======== Entries shown ========
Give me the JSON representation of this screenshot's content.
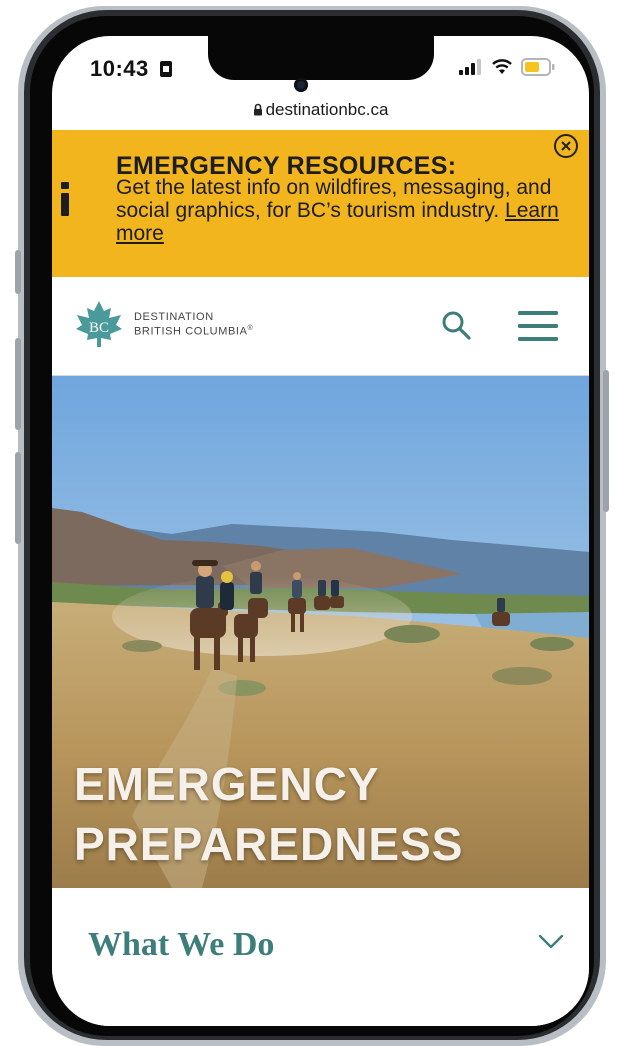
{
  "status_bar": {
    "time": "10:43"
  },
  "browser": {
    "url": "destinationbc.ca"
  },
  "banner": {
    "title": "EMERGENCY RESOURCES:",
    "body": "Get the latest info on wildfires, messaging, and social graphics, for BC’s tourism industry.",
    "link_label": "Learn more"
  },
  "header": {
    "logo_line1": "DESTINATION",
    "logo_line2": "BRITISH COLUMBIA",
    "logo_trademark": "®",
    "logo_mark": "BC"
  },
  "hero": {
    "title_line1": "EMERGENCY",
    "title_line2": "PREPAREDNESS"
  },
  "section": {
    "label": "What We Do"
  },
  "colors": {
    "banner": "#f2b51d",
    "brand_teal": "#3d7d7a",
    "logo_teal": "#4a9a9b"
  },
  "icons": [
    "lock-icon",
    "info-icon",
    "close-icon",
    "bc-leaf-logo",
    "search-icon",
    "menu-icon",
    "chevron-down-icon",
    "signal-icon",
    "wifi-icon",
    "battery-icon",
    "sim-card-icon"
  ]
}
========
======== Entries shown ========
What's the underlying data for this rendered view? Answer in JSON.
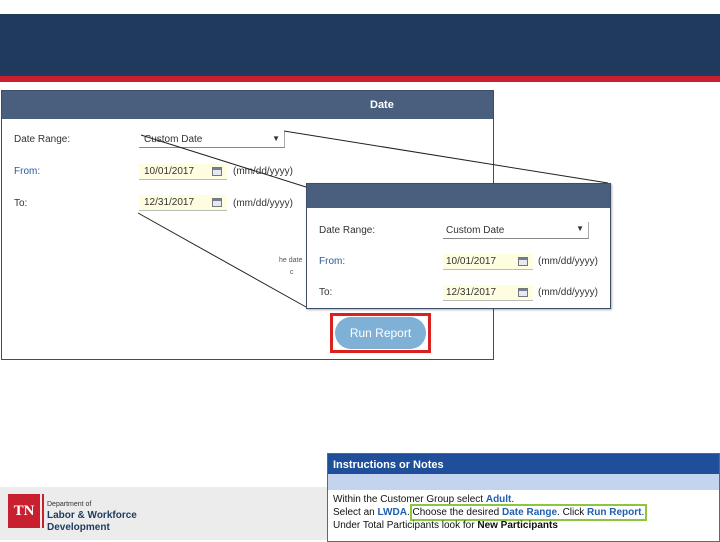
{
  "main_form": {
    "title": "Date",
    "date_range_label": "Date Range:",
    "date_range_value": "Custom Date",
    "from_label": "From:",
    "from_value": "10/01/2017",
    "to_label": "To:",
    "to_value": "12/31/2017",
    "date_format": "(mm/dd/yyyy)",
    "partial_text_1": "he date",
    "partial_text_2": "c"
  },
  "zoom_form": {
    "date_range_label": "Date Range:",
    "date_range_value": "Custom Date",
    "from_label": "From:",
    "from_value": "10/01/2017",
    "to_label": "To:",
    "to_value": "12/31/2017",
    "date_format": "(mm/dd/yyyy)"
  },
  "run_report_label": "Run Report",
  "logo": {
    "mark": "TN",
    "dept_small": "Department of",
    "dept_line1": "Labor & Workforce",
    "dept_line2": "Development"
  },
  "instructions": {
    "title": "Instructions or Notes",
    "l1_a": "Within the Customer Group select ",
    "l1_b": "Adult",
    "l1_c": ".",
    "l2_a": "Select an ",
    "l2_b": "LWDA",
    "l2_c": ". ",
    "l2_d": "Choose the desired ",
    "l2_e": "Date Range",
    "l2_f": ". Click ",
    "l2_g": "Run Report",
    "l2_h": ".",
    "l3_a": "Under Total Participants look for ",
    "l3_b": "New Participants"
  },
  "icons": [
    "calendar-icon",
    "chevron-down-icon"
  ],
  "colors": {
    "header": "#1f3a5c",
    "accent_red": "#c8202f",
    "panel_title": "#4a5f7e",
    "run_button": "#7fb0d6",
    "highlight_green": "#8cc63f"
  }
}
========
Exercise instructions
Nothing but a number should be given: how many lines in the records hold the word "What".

Completed task
2